Though he was a master musician on several fronts - violinist, conductor, and educator - to those who knew Joseph Silverstein, he was simply "Joey."

Mr. Silverstein, 83, who died Sunday, Nov. 22, after suffering a heart attack at his home in Stockbridge, Mass., was concertmaster of the Boston Symphony Orchestra from 1962 to 1983 and music director of the Utah Symphony from 1983 to 1998, and had been the gray eminence of the Curtis Institute violin faculty since 2000. He was revered as a man of gravitas without pretension.

Though some of his chamber music recordings are considered classics, he happily melded into an ensemble. "This is not a sacrifice of creativity," he once said. "It is using your creativity in a slightly different way."

He won awards accorded to soloists - such as the silver medal at the Queen Elisabeth competition in 1959 - but his career was often spent shoring up musical infrastructures. While concertmaster in Boston, he was additionally named assistant conductor in 1971, which meant that then-music director Seiji Ozawa always had a backup. In recent years, he served as adviser or interim director of many orchestras, including the Florida Philharmonic.

But he never neglected his instrument, and had much useful advice about time management.

"Every time I go near my violin case, I asked two questions ... what am I practicing and why," he said during a master class. "If I can't answer those questions, I might as well do something else. You'd be surprised what you can accomplish in five minutes."

Roberto Diaz, now president of Curtis, attended that class and considers the advice almost daily in his own viola practice time. Others talk as much about Mr. Silverstein's warm-up exercises as the fine points of interpretation heard on his recordings with the Boston Symphony Chamber Players, which he cofounded.

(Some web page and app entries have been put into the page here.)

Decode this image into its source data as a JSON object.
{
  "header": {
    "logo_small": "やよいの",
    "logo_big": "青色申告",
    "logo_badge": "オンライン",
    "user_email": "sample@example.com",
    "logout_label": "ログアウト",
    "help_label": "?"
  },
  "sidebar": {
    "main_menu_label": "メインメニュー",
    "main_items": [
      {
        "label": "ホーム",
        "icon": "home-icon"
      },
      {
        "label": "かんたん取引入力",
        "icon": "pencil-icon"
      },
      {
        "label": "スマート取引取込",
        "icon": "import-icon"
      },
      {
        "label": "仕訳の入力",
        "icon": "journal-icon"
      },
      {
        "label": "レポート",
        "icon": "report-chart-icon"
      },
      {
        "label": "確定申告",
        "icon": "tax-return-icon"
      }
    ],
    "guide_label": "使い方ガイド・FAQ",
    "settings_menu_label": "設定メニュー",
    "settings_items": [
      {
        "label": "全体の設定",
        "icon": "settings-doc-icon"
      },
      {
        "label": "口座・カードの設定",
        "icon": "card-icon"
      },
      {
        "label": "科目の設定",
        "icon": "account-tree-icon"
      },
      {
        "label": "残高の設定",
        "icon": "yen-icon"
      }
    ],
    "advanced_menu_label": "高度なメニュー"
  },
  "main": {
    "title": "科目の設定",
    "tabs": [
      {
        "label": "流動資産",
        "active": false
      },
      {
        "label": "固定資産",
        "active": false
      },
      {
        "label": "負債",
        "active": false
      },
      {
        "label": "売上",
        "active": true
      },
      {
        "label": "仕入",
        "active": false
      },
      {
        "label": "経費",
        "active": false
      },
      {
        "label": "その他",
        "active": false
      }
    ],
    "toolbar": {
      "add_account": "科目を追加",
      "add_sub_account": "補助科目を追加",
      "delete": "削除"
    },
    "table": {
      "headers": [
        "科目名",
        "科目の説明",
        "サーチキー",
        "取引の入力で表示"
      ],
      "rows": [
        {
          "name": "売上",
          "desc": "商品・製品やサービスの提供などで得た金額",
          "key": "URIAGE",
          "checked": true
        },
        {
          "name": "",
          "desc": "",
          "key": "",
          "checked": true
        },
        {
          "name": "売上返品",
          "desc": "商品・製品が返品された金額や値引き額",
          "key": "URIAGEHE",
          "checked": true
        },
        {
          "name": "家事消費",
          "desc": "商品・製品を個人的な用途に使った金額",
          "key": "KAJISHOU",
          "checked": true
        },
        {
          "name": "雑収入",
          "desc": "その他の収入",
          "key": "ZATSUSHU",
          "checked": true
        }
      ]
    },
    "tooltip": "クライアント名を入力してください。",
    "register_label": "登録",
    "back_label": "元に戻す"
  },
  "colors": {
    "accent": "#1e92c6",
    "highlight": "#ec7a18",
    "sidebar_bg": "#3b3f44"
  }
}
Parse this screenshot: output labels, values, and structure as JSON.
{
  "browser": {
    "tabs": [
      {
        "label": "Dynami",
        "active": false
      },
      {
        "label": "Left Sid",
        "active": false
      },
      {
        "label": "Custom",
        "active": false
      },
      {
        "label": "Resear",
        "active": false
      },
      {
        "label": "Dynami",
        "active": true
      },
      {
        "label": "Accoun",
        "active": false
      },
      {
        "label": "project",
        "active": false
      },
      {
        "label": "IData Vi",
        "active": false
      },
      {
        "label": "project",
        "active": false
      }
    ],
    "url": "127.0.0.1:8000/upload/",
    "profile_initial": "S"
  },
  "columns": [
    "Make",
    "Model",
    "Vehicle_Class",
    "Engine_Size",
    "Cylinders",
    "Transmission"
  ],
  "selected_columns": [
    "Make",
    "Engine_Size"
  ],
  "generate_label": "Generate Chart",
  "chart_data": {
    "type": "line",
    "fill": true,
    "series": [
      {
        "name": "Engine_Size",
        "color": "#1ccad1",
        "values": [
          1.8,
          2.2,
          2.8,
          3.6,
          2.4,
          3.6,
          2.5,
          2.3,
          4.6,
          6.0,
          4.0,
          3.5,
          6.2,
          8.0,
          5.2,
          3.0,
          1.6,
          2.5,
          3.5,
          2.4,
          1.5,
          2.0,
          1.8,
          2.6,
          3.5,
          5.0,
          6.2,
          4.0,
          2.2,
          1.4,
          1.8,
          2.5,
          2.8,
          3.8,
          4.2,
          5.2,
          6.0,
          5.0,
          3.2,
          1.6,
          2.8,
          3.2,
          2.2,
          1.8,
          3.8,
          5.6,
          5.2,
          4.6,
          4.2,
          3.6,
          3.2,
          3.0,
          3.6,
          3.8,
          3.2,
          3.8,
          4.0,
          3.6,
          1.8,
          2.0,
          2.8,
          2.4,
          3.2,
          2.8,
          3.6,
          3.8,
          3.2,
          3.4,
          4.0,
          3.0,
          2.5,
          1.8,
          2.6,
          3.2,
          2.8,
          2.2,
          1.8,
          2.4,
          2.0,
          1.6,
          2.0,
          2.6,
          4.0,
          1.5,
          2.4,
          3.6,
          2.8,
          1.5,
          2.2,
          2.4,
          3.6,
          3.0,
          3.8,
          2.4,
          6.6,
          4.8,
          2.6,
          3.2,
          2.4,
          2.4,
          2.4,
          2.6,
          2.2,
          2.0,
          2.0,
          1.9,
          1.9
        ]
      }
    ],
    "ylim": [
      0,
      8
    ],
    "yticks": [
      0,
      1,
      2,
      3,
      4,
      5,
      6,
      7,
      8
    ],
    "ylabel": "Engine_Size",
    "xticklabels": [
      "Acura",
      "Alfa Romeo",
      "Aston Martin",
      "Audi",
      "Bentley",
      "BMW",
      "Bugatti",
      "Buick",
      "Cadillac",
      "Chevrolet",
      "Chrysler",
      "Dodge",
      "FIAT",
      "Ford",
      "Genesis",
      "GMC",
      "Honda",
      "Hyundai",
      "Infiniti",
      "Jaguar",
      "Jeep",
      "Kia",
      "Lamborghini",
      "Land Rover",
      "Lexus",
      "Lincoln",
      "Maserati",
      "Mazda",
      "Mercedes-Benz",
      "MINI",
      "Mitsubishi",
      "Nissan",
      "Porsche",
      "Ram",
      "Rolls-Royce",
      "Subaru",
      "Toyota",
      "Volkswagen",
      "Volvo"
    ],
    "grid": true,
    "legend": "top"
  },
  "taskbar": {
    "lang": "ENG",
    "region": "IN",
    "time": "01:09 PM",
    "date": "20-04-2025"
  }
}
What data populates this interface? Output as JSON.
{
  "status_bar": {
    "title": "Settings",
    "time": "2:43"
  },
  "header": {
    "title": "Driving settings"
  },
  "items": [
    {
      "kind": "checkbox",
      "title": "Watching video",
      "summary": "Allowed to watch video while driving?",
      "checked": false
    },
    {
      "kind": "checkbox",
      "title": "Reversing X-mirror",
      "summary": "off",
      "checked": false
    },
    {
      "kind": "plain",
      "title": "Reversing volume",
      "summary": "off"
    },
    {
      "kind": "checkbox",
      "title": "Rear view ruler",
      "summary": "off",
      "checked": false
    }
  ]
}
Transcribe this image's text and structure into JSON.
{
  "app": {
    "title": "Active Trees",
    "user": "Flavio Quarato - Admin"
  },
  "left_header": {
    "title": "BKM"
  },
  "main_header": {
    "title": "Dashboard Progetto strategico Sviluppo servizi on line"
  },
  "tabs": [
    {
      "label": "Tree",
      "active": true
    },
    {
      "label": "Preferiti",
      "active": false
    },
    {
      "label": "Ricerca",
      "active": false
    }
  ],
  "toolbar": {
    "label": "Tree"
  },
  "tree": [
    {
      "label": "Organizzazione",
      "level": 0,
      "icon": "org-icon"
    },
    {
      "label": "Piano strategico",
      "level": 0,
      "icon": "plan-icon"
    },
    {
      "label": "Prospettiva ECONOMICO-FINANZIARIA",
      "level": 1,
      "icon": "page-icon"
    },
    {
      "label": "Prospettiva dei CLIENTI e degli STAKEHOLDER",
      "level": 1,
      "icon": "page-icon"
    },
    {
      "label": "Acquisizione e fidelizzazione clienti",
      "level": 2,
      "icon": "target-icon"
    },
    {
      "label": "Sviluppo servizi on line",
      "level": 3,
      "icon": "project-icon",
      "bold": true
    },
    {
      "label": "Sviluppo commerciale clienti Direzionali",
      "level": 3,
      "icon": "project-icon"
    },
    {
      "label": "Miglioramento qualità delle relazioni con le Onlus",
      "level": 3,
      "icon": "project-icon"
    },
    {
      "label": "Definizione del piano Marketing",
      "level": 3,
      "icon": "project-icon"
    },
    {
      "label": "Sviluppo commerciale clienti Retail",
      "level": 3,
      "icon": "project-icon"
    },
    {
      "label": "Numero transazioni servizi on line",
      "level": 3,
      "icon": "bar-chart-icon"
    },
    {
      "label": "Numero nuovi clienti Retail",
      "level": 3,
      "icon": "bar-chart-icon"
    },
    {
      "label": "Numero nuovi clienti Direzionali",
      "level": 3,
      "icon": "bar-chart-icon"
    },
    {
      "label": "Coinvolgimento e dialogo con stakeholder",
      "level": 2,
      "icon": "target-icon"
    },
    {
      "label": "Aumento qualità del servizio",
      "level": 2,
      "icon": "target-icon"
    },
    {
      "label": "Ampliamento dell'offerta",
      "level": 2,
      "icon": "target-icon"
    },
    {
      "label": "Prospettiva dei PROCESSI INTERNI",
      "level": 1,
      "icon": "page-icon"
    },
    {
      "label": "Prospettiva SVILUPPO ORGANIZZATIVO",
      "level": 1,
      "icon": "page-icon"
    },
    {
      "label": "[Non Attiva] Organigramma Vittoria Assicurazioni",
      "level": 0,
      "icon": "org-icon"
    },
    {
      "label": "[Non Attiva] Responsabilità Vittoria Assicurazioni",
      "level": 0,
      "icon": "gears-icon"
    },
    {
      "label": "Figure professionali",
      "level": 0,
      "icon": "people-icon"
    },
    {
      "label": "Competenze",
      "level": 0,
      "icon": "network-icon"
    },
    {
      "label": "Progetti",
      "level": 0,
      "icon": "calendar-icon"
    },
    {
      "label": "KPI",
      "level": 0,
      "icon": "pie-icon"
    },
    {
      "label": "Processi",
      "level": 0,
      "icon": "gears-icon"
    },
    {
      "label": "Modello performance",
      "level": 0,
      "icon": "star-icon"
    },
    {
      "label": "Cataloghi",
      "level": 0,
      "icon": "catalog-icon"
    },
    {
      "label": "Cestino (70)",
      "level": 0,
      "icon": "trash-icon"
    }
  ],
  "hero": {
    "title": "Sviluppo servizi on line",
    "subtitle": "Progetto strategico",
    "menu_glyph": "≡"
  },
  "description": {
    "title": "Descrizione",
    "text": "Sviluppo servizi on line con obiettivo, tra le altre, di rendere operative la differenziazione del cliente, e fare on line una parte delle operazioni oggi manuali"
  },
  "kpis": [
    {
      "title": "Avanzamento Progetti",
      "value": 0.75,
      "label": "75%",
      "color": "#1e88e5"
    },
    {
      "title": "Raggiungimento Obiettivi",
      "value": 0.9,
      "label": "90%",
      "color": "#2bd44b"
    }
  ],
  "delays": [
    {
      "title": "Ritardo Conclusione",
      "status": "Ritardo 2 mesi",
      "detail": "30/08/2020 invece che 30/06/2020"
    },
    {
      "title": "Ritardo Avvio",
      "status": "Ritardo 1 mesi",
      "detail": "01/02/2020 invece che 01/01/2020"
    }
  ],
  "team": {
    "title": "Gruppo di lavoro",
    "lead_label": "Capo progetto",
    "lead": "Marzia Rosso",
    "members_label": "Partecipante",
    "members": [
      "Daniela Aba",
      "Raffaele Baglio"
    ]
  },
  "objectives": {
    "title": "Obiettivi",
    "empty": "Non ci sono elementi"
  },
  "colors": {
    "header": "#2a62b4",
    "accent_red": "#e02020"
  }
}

His influence extended to those who never met him, including Philadelphia Orchestra concertmaster David Kim. "Many of the things that I try to do in my concert-mastering are passed down from him," Kim wrote on Facebook on Monday.

Though the Detroit native studied with great Old World teachers such as Josef Gingold and, at Curtis, Efrem Zimbalist, Mr. Silverstein's delight in younger talent was obvious - to wit, his 1970 recording of the Debussy Violin Sonata with then-firebrand Michael Tilson Thomas on piano, and his 2007 Philadelphia recital with the iconoclastic Awadagin Pratt.

Only last week at Curtis, Diaz was having a particularly good lesson with student violist Haeji Kim when Mr. Silverstein, who had happened to be passing by, burst in and exclaimed, "Playing like that should be illegal!" It was high praise, and indicative of his less-formal - sometimes parental - approach toward teaching.

"An educational institution has to redefine itself periodically," he once said. "Today ... teachers on the faculty at Curtis take a much more vibrant interest in the totality of their students' lives."

He is survived by his wife, Adrienne; daughters Bunny and Deborah; son Mark; and four grandchildren.

A memorial service will be announced later.